At times like this, it really feels like the mental health system is applying Band-Aids without working to improve someone’s long-term mental health. Since this elopement experience, I’ve spoken to many other families in Kelowna, where B and I live. They shared that whenever their children get admitted to the Adolescent Psych Unit, they also get discharged back to the family almost immediately. I’ve since learned that there are only 8 beds in the unit and you have to be very lucky to get one. The cycle continues to repeat itself over and over. I worry that B will be sent back there again in the future and again not receive adequate support.
Help from a stranger: B’s fourth elopement
When B recently eloped for the fourth time, it was from another school playground. On the way there, B jumped out of the car and began walking very quickly down the sidewalk. I pulled over and started following behind him (actually, I was running to keep up).

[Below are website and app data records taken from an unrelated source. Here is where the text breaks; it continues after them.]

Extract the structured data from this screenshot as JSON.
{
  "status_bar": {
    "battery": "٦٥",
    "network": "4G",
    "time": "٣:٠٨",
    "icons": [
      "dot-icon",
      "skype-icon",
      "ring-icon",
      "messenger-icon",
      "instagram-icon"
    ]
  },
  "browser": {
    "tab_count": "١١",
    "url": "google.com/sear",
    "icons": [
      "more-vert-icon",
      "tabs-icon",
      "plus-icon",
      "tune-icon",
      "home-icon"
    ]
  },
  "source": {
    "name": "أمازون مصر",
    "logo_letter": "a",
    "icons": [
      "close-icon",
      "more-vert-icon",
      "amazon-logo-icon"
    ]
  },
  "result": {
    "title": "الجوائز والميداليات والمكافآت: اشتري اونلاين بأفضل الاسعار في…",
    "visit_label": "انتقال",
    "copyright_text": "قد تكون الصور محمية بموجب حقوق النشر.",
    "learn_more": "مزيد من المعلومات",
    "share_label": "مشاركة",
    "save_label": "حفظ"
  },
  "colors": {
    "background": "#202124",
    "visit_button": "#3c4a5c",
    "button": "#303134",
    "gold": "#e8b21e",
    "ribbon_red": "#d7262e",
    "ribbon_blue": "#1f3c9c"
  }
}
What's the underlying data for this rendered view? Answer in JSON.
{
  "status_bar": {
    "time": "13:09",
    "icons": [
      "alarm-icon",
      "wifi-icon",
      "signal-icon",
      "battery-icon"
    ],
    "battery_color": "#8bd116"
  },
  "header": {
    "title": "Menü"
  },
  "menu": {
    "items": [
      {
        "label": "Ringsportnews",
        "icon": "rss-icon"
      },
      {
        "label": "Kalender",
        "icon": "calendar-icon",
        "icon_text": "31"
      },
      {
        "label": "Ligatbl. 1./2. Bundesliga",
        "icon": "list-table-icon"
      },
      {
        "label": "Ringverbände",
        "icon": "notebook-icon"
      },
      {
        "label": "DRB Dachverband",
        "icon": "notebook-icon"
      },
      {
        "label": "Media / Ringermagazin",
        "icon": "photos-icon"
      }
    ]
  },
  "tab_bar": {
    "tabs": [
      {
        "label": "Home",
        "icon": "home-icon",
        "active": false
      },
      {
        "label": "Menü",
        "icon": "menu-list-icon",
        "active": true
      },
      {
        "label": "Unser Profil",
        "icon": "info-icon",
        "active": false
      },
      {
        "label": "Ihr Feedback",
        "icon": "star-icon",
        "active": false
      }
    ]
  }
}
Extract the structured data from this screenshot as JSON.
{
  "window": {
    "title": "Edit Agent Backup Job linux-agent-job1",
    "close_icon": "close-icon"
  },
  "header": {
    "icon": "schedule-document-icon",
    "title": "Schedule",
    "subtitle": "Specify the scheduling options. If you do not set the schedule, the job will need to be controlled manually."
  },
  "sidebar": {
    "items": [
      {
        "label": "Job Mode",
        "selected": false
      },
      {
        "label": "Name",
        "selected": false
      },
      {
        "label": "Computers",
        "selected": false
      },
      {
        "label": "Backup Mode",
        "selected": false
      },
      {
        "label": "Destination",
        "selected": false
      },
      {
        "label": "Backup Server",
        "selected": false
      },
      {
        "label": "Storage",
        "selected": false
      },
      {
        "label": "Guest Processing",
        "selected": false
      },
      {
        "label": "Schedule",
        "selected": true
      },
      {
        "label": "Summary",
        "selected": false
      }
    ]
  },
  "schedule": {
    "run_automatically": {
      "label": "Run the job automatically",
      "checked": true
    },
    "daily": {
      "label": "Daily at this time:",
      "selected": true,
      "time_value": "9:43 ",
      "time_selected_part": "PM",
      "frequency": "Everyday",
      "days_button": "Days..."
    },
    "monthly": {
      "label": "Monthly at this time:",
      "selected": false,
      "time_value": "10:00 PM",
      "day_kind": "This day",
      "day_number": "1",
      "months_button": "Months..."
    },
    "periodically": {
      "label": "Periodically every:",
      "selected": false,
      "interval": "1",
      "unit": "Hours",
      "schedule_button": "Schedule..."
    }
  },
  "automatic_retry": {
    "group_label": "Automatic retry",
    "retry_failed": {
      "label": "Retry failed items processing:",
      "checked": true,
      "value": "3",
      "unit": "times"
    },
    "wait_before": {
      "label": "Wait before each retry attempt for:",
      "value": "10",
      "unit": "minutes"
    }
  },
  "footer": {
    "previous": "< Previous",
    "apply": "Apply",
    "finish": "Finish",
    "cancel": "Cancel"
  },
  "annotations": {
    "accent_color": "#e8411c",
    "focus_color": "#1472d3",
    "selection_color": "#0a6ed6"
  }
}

Someone driving by stopped and asked if I needed help. It turned out that she was an Occupational Therapist and worked with teens on the spectrum, so she recognized the signs of a potential elopement taking place. It filled up my jaded little heart to know that someone would stop (in the middle of the Covid pandemic) to offer a hand when I needed help. Sometimes all we want to hear is someone ask if there is anything they can do. There may not be anything, but it is still nice to feel like we aren’t alone.
Just then, another parent I knew (our kids were the same age and went to elementary school together) who lived across the street shouted my name and asked if I needed help. He came out and was able to help me redirect B back to the car.
The police arrived, as someone had called them anonymously. However, the situation had resolved itself by the time they arrived, and there was no involvement necessary.
Emergency services: Support for elopements
So that is my and B’s story so far with the police and emergency services. As I said, we have had mostly positive experiences with our interactions (aside from the ride in the police car and the hospital experience). I’ve found it helpful to have emergency services professionals take the time to ask me questions about what support B needs for the situation to de-escalate rather than become even bigger and out of control than the elopements already are.
However, I’m aware that part of these mostly positive experiences is because B has advocates to help explain the situation and what is happening. Not everyone has people there to support them and that breaks my heart. B has loving parents and staff who are able to work together to ensure his safety and wellbeing.
My advice to bystanders, emergency services personnel, and anyone else suddenly implicated in an elopement situation is to please be kind. When you see someone acting erratically, you may make assumptions, but it’s important to take a moment to catch ourselves if we are jumping to conclusions. Instead of assuming it’s a person who uses drugs and attaching a stigma automatically to them, we can wonder: Is it autism or another disability? What can we do to support this person who is obviously in distress?
If you need to find out more about Voluntary Care Agreements, you can either email [email protected] or contact Inclusion BC as they can provide advocacy.